Adding up the final settlement tally, they paid out a total of $39,664 against $99,352 of debt (based on the balances at time of settlement), which represents an average settlement result of 39.92%. Naturally, Bill and Susan were elated with a savings of around $60,000!
Now, if you paid close attention to the above figures, one account probably jumped out at you. Look at Card D, which ended up with a very high settlement percentage (more than 80%) compared to the other accounts. This leads to a point that I make over and over again when discussing the debt settlement strategy with debt-strapped consumers. Bill had to settle this one account at a high percentage because the creditor had started to initiate a lawsuit. Since he didn’t want to see a judgment, which could have led to wage garnishment or a property lien, Bill chose to put the fire out by accepting a high-percentage settlement.
My point here is that Bill’s debt settlement program was a tremendous success, EVEN THOUGH ONE CREDITOR FILED A LAWSUIT! Even with that one ugly situation included, they still averaged 40% overall, wiped out about $100k in debt for $40k, and finished out the whole process in about 12 months. Compare that to the $60-90k they would have paid out during a 5-year bankruptcy, and you can see that one problematic account did not impede their progress at all.
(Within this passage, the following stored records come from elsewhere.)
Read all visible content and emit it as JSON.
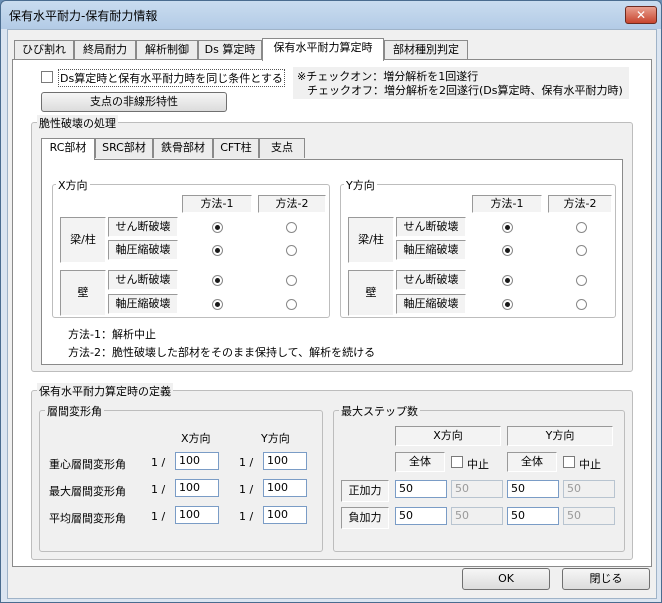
{
  "window": {
    "title": "保有水平耐力-保有耐力情報",
    "close_glyph": "✕"
  },
  "tabs": [
    "ひび割れ",
    "終局耐力",
    "解析制御",
    "Ds 算定時",
    "保有水平耐力算定時",
    "部材種別判定"
  ],
  "top": {
    "same_condition_label": "Ds算定時と保有水平耐力時を同じ条件とする",
    "note_line1": "※チェックオン：増分解析を1回遂行",
    "note_line2": "チェックオフ：増分解析を2回遂行(Ds算定時、保有水平耐力時)",
    "support_button": "支点の非線形特性"
  },
  "brittle": {
    "title": "脆性破壊の処理",
    "tabs": [
      "RC部材",
      "SRC部材",
      "鉄骨部材",
      "CFT柱",
      "支点"
    ],
    "x_dir": "X方向",
    "y_dir": "Y方向",
    "method1": "方法-1",
    "method2": "方法-2",
    "beam_col": "梁/柱",
    "wall": "壁",
    "shear": "せん断破壊",
    "axial": "軸圧縮破壊",
    "note1": "方法-1：解析中止",
    "note2": "方法-2：脆性破壊した部材をそのまま保持して、解析を続ける"
  },
  "definition": {
    "title": "保有水平耐力算定時の定義",
    "drift": {
      "title": "層間変形角",
      "x_dir": "X方向",
      "y_dir": "Y方向",
      "rows": [
        {
          "label": "重心層間変形角",
          "prefix": "1 /",
          "x": "100",
          "y": "100"
        },
        {
          "label": "最大層間変形角",
          "prefix": "1 /",
          "x": "100",
          "y": "100"
        },
        {
          "label": "平均層間変形角",
          "prefix": "1 /",
          "x": "100",
          "y": "100"
        }
      ]
    },
    "steps": {
      "title": "最大ステップ数",
      "x_dir": "X方向",
      "y_dir": "Y方向",
      "all": "全体",
      "stop": "中止",
      "positive": "正加力",
      "negative": "負加力",
      "pos_x_all": "50",
      "pos_x_stop": "50",
      "pos_y_all": "50",
      "pos_y_stop": "50",
      "neg_x_all": "50",
      "neg_x_stop": "50",
      "neg_y_all": "50",
      "neg_y_stop": "50"
    }
  },
  "buttons": {
    "ok": "OK",
    "close": "閉じる"
  }
}
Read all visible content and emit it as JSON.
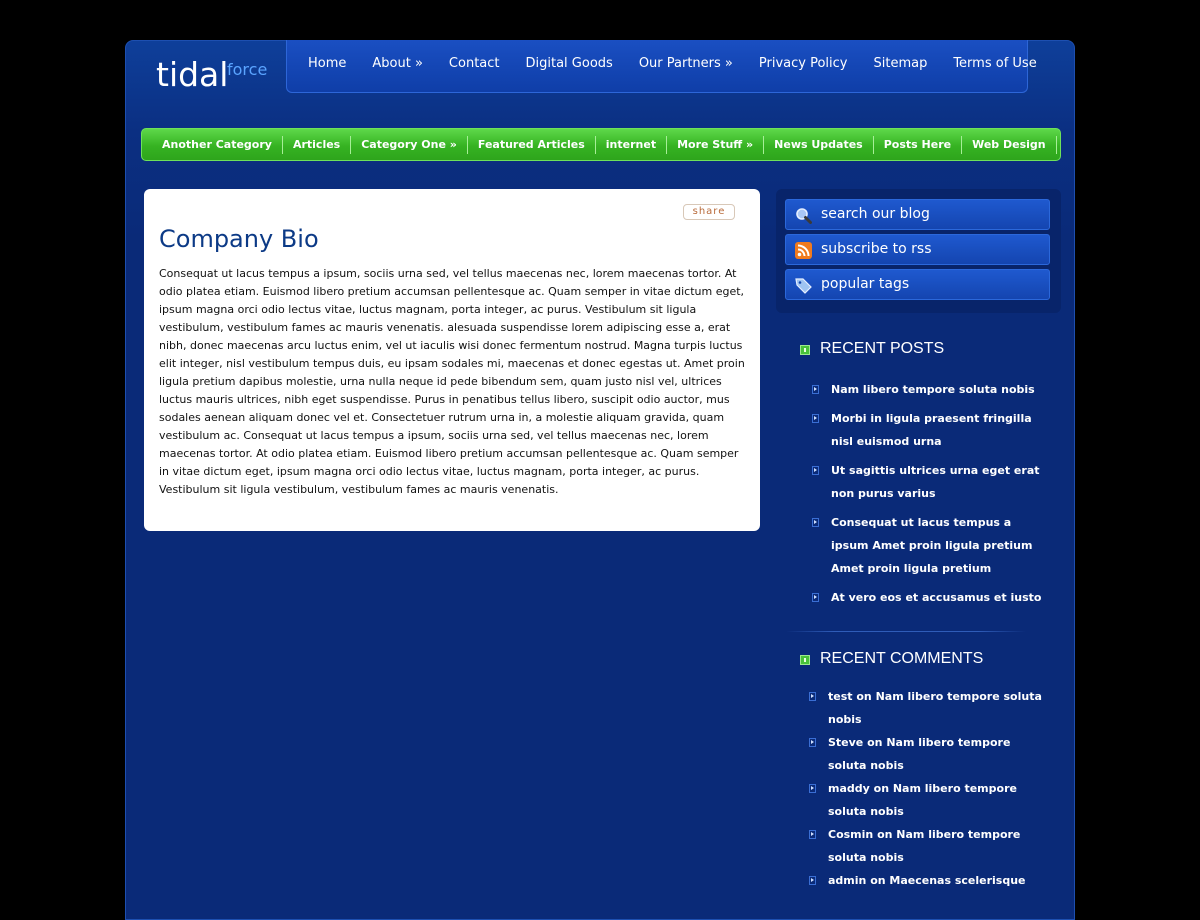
{
  "logo": {
    "main": "tidal",
    "sub": "force"
  },
  "topnav": [
    "Home",
    "About »",
    "Contact",
    "Digital Goods",
    "Our Partners »",
    "Privacy Policy",
    "Sitemap",
    "Terms of Use"
  ],
  "categories": [
    "Another Category",
    "Articles",
    "Category One »",
    "Featured Articles",
    "internet",
    "More Stuff »",
    "News Updates",
    "Posts Here",
    "Web Design"
  ],
  "post": {
    "share_label": "share",
    "title": "Company Bio",
    "body": "Consequat ut lacus tempus a ipsum, sociis urna sed, vel tellus maecenas nec, lorem maecenas tortor. At odio platea etiam. Euismod libero pretium accumsan pellentesque ac. Quam semper in vitae dictum eget, ipsum magna orci odio lectus vitae, luctus magnam, porta integer, ac purus. Vestibulum sit ligula vestibulum, vestibulum fames ac mauris venenatis. alesuada suspendisse lorem adipiscing esse a, erat nibh, donec maecenas arcu luctus enim, vel ut iaculis wisi donec fermentum nostrud. Magna turpis luctus elit integer, nisl vestibulum tempus duis, eu ipsam sodales mi, maecenas et donec egestas ut. Amet proin ligula pretium dapibus molestie, urna nulla neque id pede bibendum sem, quam justo nisl vel, ultrices luctus mauris ultrices, nibh eget suspendisse. Purus in penatibus tellus libero, suscipit odio auctor, mus sodales aenean aliquam donec vel et. Consectetuer rutrum urna in, a molestie aliquam gravida, quam vestibulum ac. Consequat ut lacus tempus a ipsum, sociis urna sed, vel tellus maecenas nec, lorem maecenas tortor. At odio platea etiam. Euismod libero pretium accumsan pellentesque ac. Quam semper in vitae dictum eget, ipsum magna orci odio lectus vitae, luctus magnam, porta integer, ac purus. Vestibulum sit ligula vestibulum, vestibulum fames ac mauris venenatis."
  },
  "sidebar": {
    "search_label": "search our blog",
    "rss_label": "subscribe to rss",
    "tags_label": "popular tags",
    "recent_posts_title": "RECENT POSTS",
    "recent_posts": [
      "Nam libero tempore soluta nobis",
      "Morbi in ligula praesent fringilla nisl euismod urna",
      "Ut sagittis ultrices urna eget erat non purus varius",
      "Consequat ut lacus tempus a ipsum Amet proin ligula pretium Amet proin ligula pretium",
      "At vero eos et accusamus et iusto"
    ],
    "recent_comments_title": "RECENT COMMENTS",
    "recent_comments": [
      "test on Nam libero tempore soluta nobis",
      "Steve on Nam libero tempore soluta nobis",
      "maddy on Nam libero tempore soluta nobis",
      "Cosmin on Nam libero tempore soluta nobis",
      "admin on Maecenas scelerisque"
    ]
  },
  "colors": {
    "background": "#000000",
    "page_blue": "#0a2a78",
    "nav_blue": "#1445b0",
    "category_green": "#36b322",
    "title_blue": "#0c3a86"
  }
}
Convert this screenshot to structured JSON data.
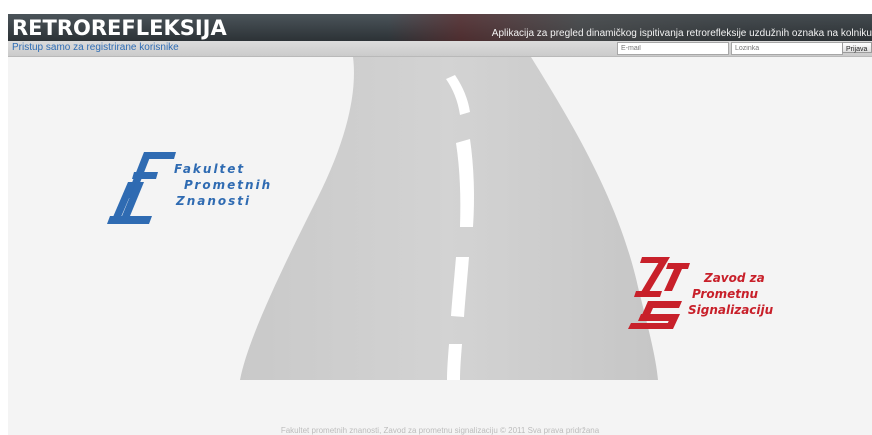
{
  "header": {
    "brand": "RETROREFLEKSIJA",
    "tagline": "Aplikacija za pregled dinamičkog ispitivanja retrorefleksije uzdužnih oznaka na kolniku"
  },
  "subbar": {
    "note": "Pristup samo za registrirane korisnike",
    "email_placeholder": "E-mail",
    "password_placeholder": "Lozinka",
    "login_label": "Prijava"
  },
  "logos": {
    "fpz": {
      "lines": [
        "Fakultet",
        "Prometnih",
        "Znanosti"
      ],
      "color": "#2f6bb2",
      "icon": "fpz-logo-icon"
    },
    "zps": {
      "lines": [
        "Zavod za",
        "Prometnu",
        "Signalizaciju"
      ],
      "color": "#c8202a",
      "icon": "zps-logo-icon"
    }
  },
  "footer": {
    "text": "Fakultet prometnih znanosti, Zavod za prometnu signalizaciju © 2011 Sva prava pridržana"
  },
  "colors": {
    "header_dark": "#2c3236",
    "link_blue": "#2e6db5",
    "road_gray": "#cfcfcf",
    "background": "#f4f4f4"
  }
}
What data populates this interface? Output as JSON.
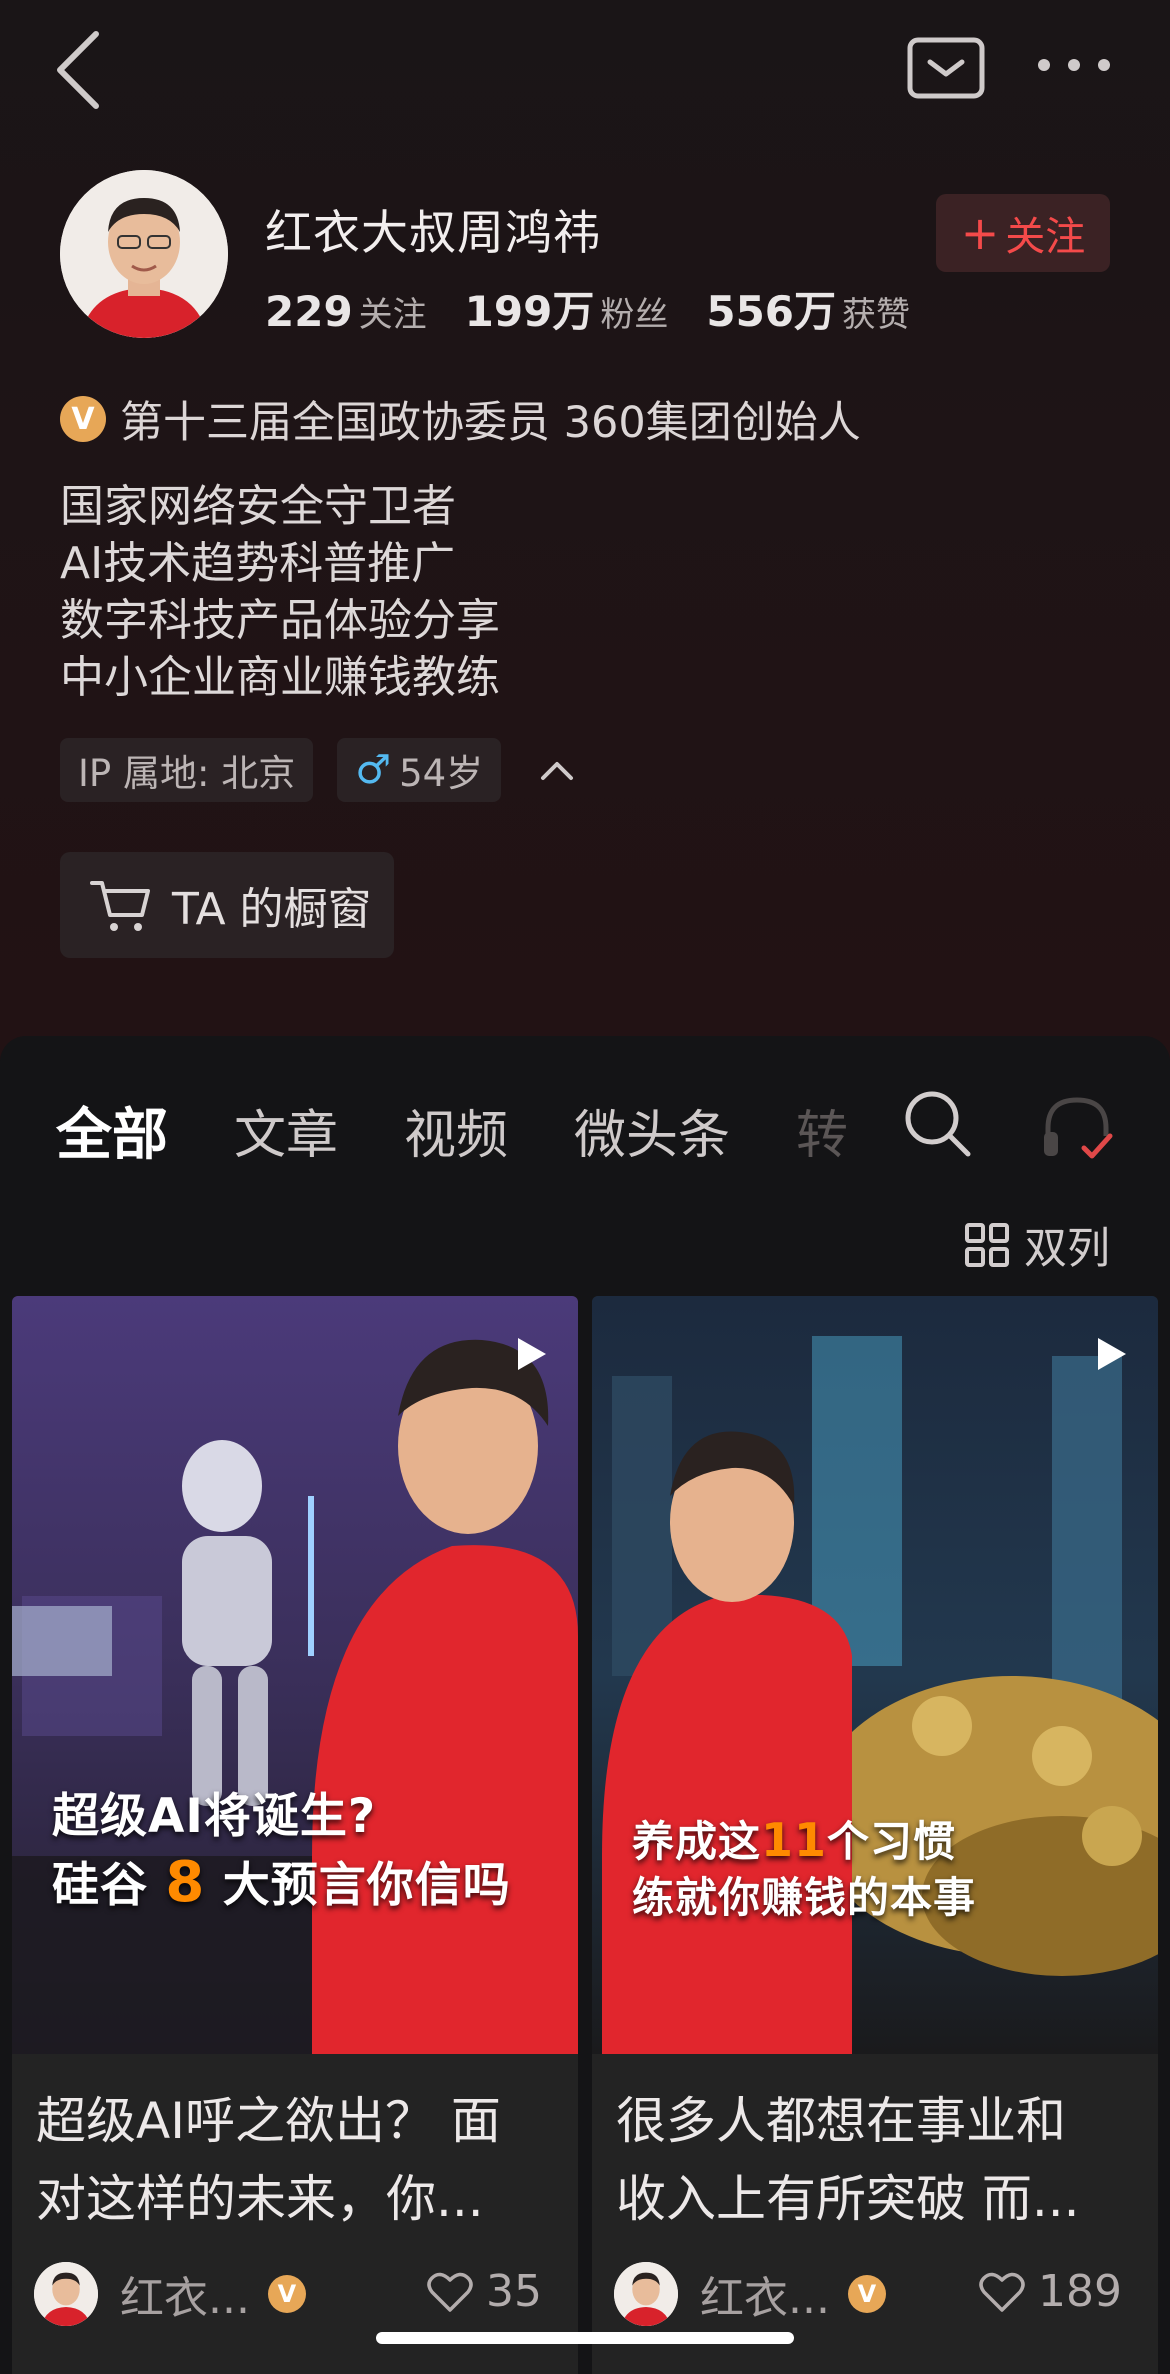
{
  "profile": {
    "name": "红衣大叔周鸿祎",
    "stats": [
      {
        "num": "229",
        "label": "关注"
      },
      {
        "num": "199万",
        "label": "粉丝"
      },
      {
        "num": "556万",
        "label": "获赞"
      }
    ],
    "follow_label": "关注",
    "follow_plus": "+",
    "verify_badge": "V",
    "verification": "第十三届全国政协委员 360集团创始人",
    "bio": [
      "国家网络安全守卫者",
      "AI技术趋势科普推广",
      "数字科技产品体验分享",
      "中小企业商业赚钱教练"
    ],
    "ip": "IP 属地: 北京",
    "gender_symbol": "♂",
    "age": "54岁",
    "shop_label": "TA 的橱窗"
  },
  "tabs": [
    "全部",
    "文章",
    "视频",
    "微头条",
    "转"
  ],
  "view_mode": "双列",
  "cards": [
    {
      "overlay_line1": "超级AI将诞生?",
      "overlay_line2_pre": "硅谷 ",
      "overlay_line2_hl": "8",
      "overlay_line2_post": " 大预言你信吗",
      "caption_line1": "超级AI呼之欲出？ 面",
      "caption_line2": "对这样的未来，你...",
      "author": "红衣...",
      "likes": "35"
    },
    {
      "overlay_line1_pre": "养成这",
      "overlay_line1_hl": "11",
      "overlay_line1_post": "个习惯",
      "overlay_line2": "练就你赚钱的本事",
      "caption_line1": "很多人都想在事业和",
      "caption_line2": "收入上有所突破 而...",
      "author": "红衣...",
      "likes": "189"
    }
  ],
  "colors": {
    "accent_red": "#f44a4a",
    "verify_gold": "#e7a757",
    "gender_blue": "#54b9f0",
    "highlight_orange": "#ff8a00"
  },
  "icons": [
    "back-arrow-icon",
    "message-icon",
    "more-icon",
    "cart-icon",
    "search-icon",
    "headphones-icon",
    "grid-icon",
    "play-icon",
    "heart-icon",
    "chevron-up-icon"
  ]
}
A logical question to ask is, where did the money come from to do the settlements? Remember, $24,000 of the $40,000 needed to settle came from diverting the existing minimum payment money into a savings account. The remaining $16,000 came from a combination of selling unneeded household items, along with a private loan from a family member. So Bill and Susan were able to wrap up everything in one year. Now they can begin the process of restoring their credit score a full 4 years earlier than they would have been able to under the Chapter 13 scenario.
I hope the above information helps consumers to better understand the power of this option. Debt settlement is not suited for every financial situation. But when it fits the circumstances, debt settlement is a POWERFUL strategy for turning financial desperation into debt-freedom!
this was very informative and their starting situation mirrors our own. Our main concern is our prior
investments. Can they be affected or accessed by creditors during this process? are our investment information
accessible through credit reports, etc?
In response to Tammy’s question, bank accounts and investment accounts
are not ordinarily reported on your credit report, so typically a creditor
has no access to investment account information. Normally, a creditor
would have to file a lawsuit and obtain a judgment in order to gain
access to this type of information. Obviously, you should never allow
matters to escalate to that level!
Bill Taylor says
This is a good indication that after that long disarray of debts, you will find relief. Good Article.